Nicholas Dawson has been producing music under the Bookworms moniker since 2012. His early work appeared on the New York dance label, L.I.E.S. His first record for the label, ‘Love Triangles’ remains a classic with ‘African Rhythms’ one of the most iconic tracks from the label. He runs a party and label in New York called Confused House, the party notable for its focus on hardware techno from the city, and abroad. The label released collaborative records from Bookworms and his L.I.E.S. cohort, Steve Summers. Recently Nicholas has released records on the burgeoning BANK imprint based in New York, and Barcelona based label, Anomia. His most recent work, “Appropriation Loops” is his debut full length for Break World, and is in a way a departure from previous styles.
Discussing the new album, Bookworms writes:

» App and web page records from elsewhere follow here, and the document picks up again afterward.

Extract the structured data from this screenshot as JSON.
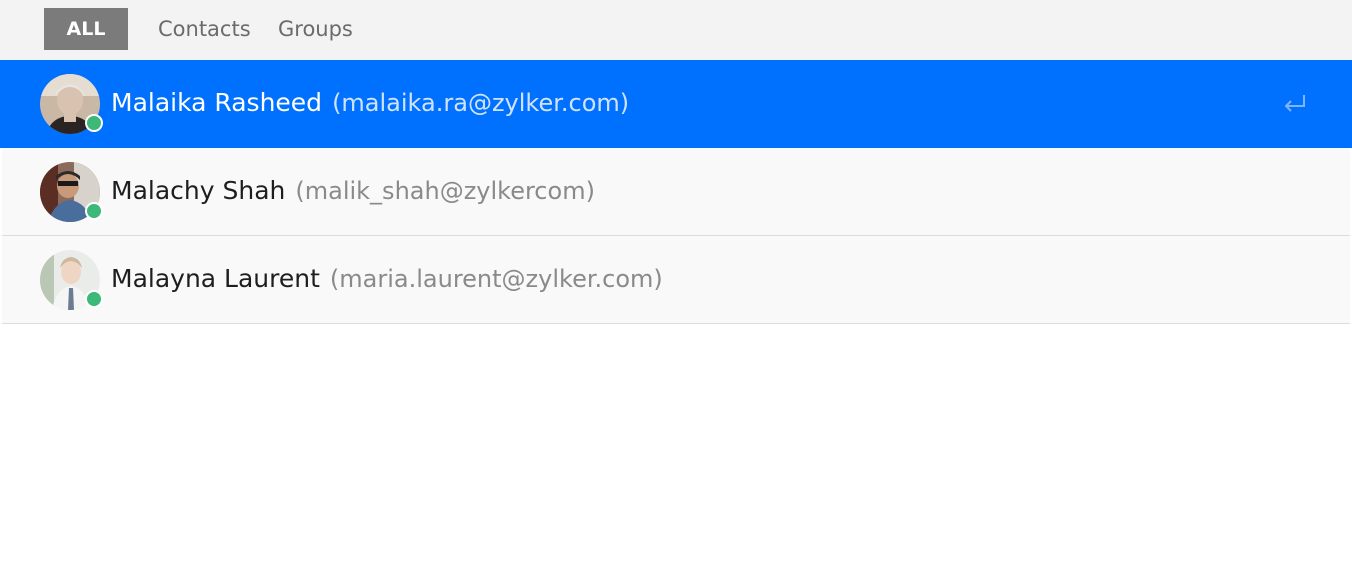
{
  "tabs": [
    {
      "label": "ALL",
      "active": true
    },
    {
      "label": "Contacts",
      "active": false
    },
    {
      "label": "Groups",
      "active": false
    }
  ],
  "contacts": [
    {
      "name": "Malaika Rasheed",
      "email": "(malaika.ra@zylker.com)",
      "status": "online",
      "selected": true
    },
    {
      "name": "Malachy Shah",
      "email": "(malik_shah@zylkercom)",
      "status": "online",
      "selected": false
    },
    {
      "name": "Malayna Laurent",
      "email": "(maria.laurent@zylker.com)",
      "status": "online",
      "selected": false
    }
  ],
  "colors": {
    "accent": "#0070ff",
    "online": "#3cb878",
    "tab_active_bg": "#7b7b7b"
  },
  "icons": {
    "enter": "enter-return-icon"
  }
}
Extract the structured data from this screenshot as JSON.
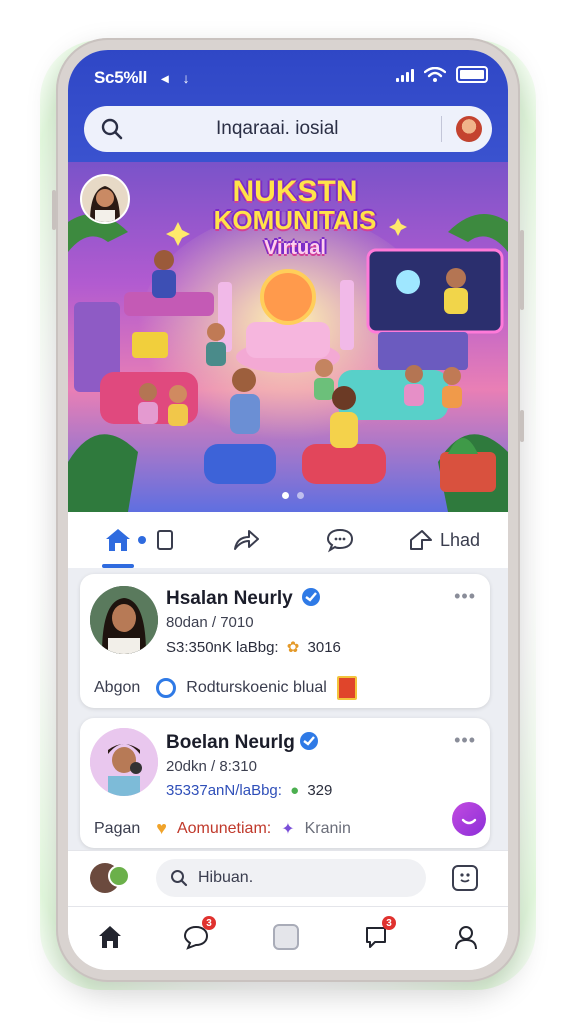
{
  "status_bar": {
    "carrier": "Sc5%ll",
    "arrow": "↓"
  },
  "search": {
    "text": "Inqaraai. iosial"
  },
  "banner": {
    "title_line1": "NUKSTN",
    "title_line2": "KOMUNITAIS",
    "title_line3": "Virtual"
  },
  "tabs": [
    {
      "icon": "home-icon"
    },
    {
      "icon": "square-icon"
    },
    {
      "icon": "share-icon"
    },
    {
      "icon": "chat-bubble-icon"
    },
    {
      "icon": "send-icon",
      "label": "Lhad"
    }
  ],
  "posts": [
    {
      "name": "Hsalan Neurly",
      "meta": "80dan / 7010",
      "meta2_text": "S3:350nK laBbg:",
      "meta2_count": "3016",
      "action1": "Abgon",
      "action2": "Rodturskoenic blual"
    },
    {
      "name": "Boelan Neurlg",
      "meta": "20dkn / 8:310",
      "meta2_text": "35337anN/laBbg:",
      "meta2_count": "329",
      "action1": "Pagan",
      "action2": "Aomunetiam:",
      "action3": "Kranin"
    }
  ],
  "composer": {
    "placeholder": "Hibuan."
  },
  "bottom_nav": {
    "badge_messages": "3",
    "badge_notifications": "3"
  },
  "colors": {
    "header": "#2f47c6",
    "accent": "#2f6bdf",
    "verified": "#2f7ae6",
    "fab": "#a23ce0"
  }
}
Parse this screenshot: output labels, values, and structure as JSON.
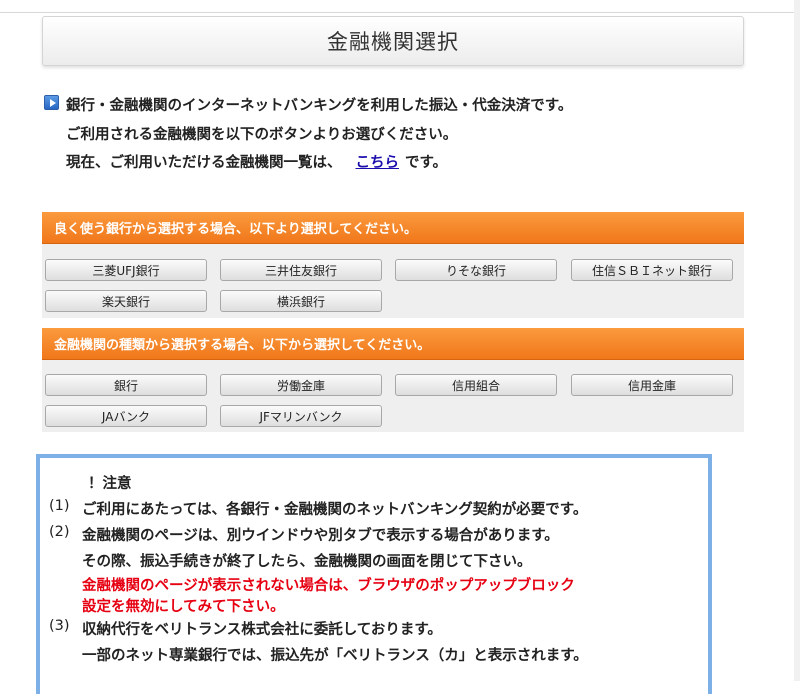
{
  "page": {
    "title": "金融機関選択"
  },
  "intro": {
    "line1": "銀行・金融機関のインターネットバンキングを利用した振込・代金決済です。",
    "line2": "ご利用される金融機関を以下のボタンよりお選びください。",
    "line3_prefix": "現在、ご利用いただける金融機関一覧は、",
    "link_label": "こちら",
    "line3_suffix": "です。"
  },
  "frequent_banks": {
    "heading": "良く使う銀行から選択する場合、以下より選択してください。",
    "buttons": [
      "三菱UFJ銀行",
      "三井住友銀行",
      "りそな銀行",
      "住信ＳＢＩネット銀行",
      "楽天銀行",
      "横浜銀行"
    ]
  },
  "institution_types": {
    "heading": "金融機関の種類から選択する場合、以下から選択してください。",
    "buttons": [
      "銀行",
      "労働金庫",
      "信用組合",
      "信用金庫",
      "JAバンク",
      "JFマリンバンク"
    ]
  },
  "notice": {
    "title": "！注意",
    "item1_num": "(1)",
    "item1": "ご利用にあたっては、各銀行・金融機関のネットバンキング契約が必要です。",
    "item2_num": "(2)",
    "item2_line1": "金融機関のページは、別ウインドウや別タブで表示する場合があります。",
    "item2_line2": "その際、振込手続きが終了したら、金融機関の画面を閉じて下さい。",
    "item2_warning1": "金融機関のページが表示されない場合は、ブラウザのポップアップブロック",
    "item2_warning2": "設定を無効にしてみて下さい。",
    "item3_num": "(3)",
    "item3_line1": "収納代行をベリトランス株式会社に委託しております。",
    "item3_line2": "一部のネット専業銀行では、振込先が「ベリトランス（カ」と表示されます。"
  }
}
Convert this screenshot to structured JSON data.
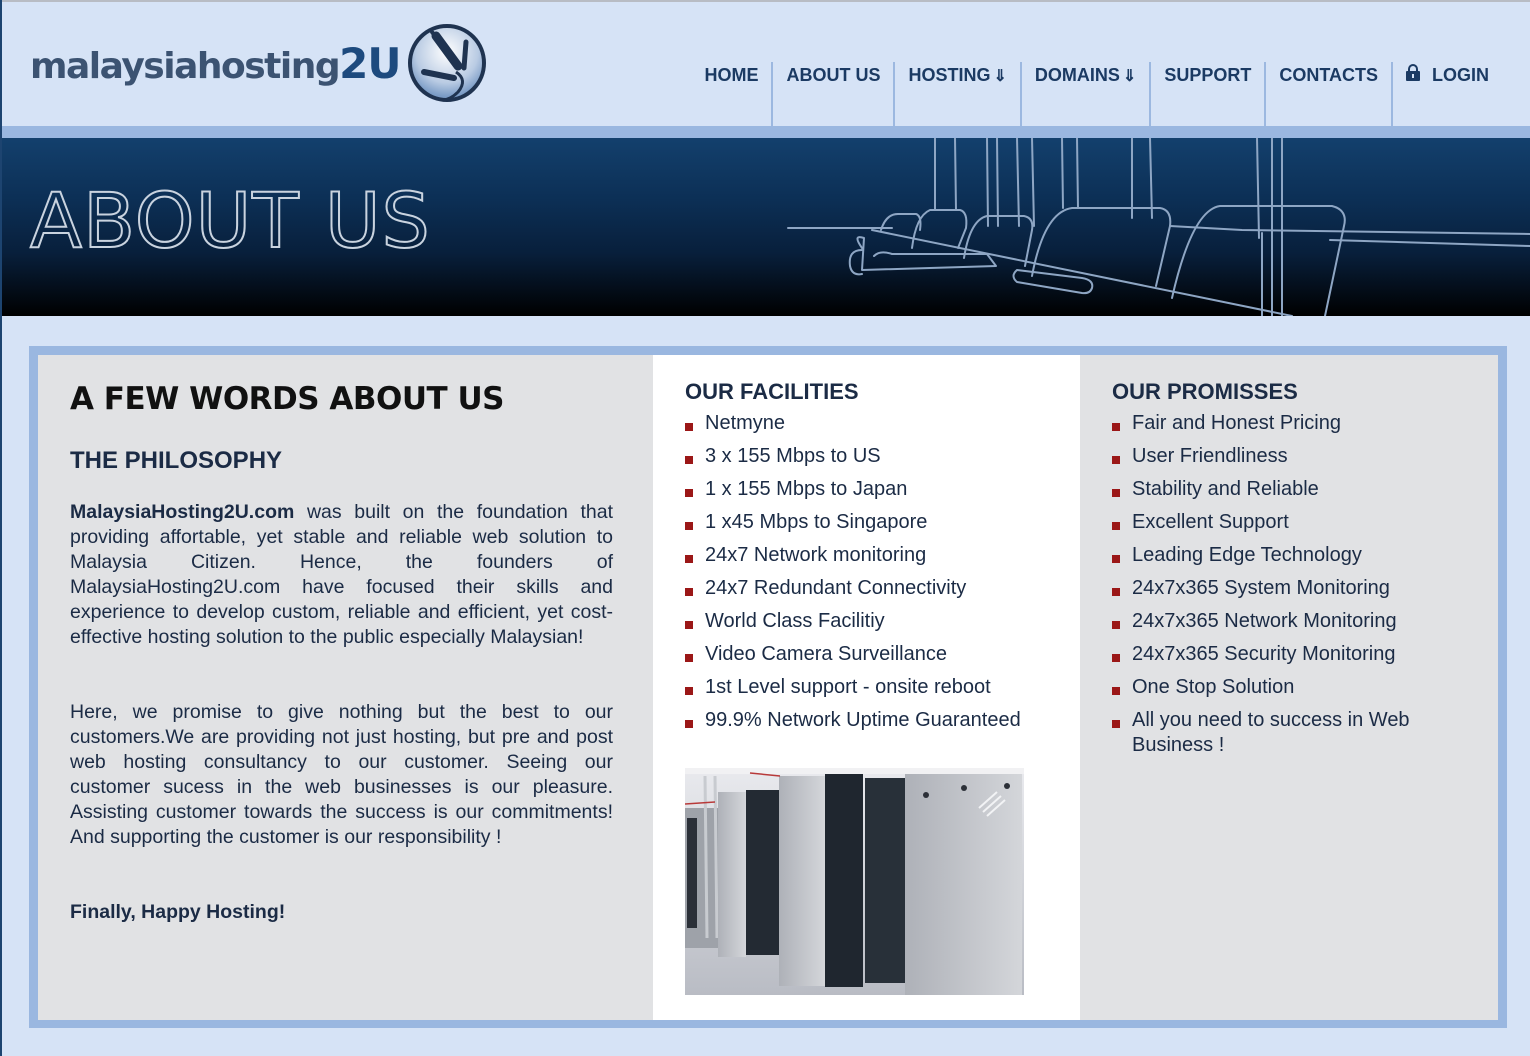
{
  "brand": {
    "logo_text": "malaysiahosting",
    "logo_text_suffix": "2U",
    "logo_icon": "cable-plug-icon"
  },
  "nav": {
    "items": [
      {
        "label": "HOME",
        "arrow": ""
      },
      {
        "label": "ABOUT US",
        "arrow": ""
      },
      {
        "label": "HOSTING",
        "arrow": "⇓"
      },
      {
        "label": "DOMAINS",
        "arrow": "⇓"
      },
      {
        "label": "SUPPORT",
        "arrow": ""
      },
      {
        "label": "CONTACTS",
        "arrow": ""
      },
      {
        "label": "LOGIN",
        "arrow": "",
        "icon": "lock-icon"
      }
    ]
  },
  "banner": {
    "title": "ABOUT US",
    "art": "conference-room-illustration"
  },
  "about": {
    "heading": "A FEW WORDS ABOUT US",
    "subheading": "THE PHILOSOPHY",
    "paragraph1_bold": "MalaysiaHosting2U.com",
    "paragraph1_rest": " was built on the foundation that providing affortable, yet stable and reliable web solution to Malaysia Citizen. Hence, the founders of MalaysiaHosting2U.com have focused their skills and experience to develop custom, reliable and efficient, yet cost-effective hosting solution to the public especially Malaysian!",
    "paragraph2": "Here, we promise to give nothing but the best to our customers.We are providing not just hosting, but pre and post web hosting consultancy to our customer. Seeing our customer sucess in the web businesses is our pleasure. Assisting customer towards the success is our commitments! And supporting the customer is our responsibility !",
    "closing": "Finally, Happy Hosting!"
  },
  "facilities": {
    "heading": "OUR FACILITIES",
    "items": [
      "Netmyne",
      "3 x 155 Mbps to US",
      "1 x 155 Mbps to Japan",
      "1 x45 Mbps to Singapore",
      "24x7 Network monitoring",
      "24x7 Redundant Connectivity",
      "World Class Facilitiy",
      "Video Camera Surveillance",
      "1st Level support - onsite reboot",
      "99.9% Network Uptime Guaranteed"
    ],
    "photo": "server-racks-photo"
  },
  "promises": {
    "heading": "OUR PROMISSES",
    "items": [
      "Fair and Honest Pricing",
      "User Friendliness",
      "Stability and Reliable",
      "Excellent Support",
      "Leading Edge Technology",
      "24x7x365 System Monitoring",
      "24x7x365 Network Monitoring",
      "24x7x365 Security Monitoring",
      "One Stop Solution",
      "All you need to success in Web Business !"
    ]
  },
  "colors": {
    "page_bg": "#d6e3f6",
    "accent_band": "#9ab7e0",
    "nav_text": "#1b3a63",
    "bullet": "#9b1717",
    "panel_gray": "#e1e2e4"
  }
}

“Like Basinski’s tape loops morphing over time, appropriation loops are recurrent, fluctuant feedback loops in popular and unpopular culture.
Rae Sremmund talks about how they’re the new black rock stars with guitars in 2016’s “Black Beatles”, but The Beatles appropriated black American rhythm and blues music from the American South to begin with.
Kraftwerk’s mechanic interpretation of Motown hits of 60s and 70s Detroit was later echoed by Detroit techno producers who subsequently put the funk back in it and made it more minimal.
Detroit techno, for one, could never have been without the device of appropriation…but the device is often misused . People want to know where their chicken comes from (free range ,grass fed, no antibiotics ) but they don’t want to know where their music comes from. Where does it come from ? Trace the appropriation loops to find out….”